(Interface dataset entries)
------------------------------------------------------------

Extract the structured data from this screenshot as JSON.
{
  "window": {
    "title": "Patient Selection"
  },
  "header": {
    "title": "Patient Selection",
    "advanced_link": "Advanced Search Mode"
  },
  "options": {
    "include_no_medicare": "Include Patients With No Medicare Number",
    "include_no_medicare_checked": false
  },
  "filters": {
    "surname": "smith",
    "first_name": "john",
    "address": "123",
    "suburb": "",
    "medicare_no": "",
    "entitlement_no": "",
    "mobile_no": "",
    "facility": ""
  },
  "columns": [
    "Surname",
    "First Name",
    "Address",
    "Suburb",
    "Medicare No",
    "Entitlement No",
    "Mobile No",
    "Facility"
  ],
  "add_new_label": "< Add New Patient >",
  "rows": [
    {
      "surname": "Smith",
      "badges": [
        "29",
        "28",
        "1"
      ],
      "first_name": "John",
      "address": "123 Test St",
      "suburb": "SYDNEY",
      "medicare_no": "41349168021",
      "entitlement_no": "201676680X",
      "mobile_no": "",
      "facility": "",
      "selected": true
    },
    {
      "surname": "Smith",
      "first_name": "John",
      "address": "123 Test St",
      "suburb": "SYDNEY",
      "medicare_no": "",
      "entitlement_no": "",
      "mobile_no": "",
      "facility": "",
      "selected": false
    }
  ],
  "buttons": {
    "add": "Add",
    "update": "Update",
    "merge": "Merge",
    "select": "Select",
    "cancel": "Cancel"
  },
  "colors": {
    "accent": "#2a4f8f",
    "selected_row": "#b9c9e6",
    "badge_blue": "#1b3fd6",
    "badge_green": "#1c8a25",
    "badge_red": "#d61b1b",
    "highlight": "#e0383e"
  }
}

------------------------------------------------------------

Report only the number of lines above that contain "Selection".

*Your solution*:
2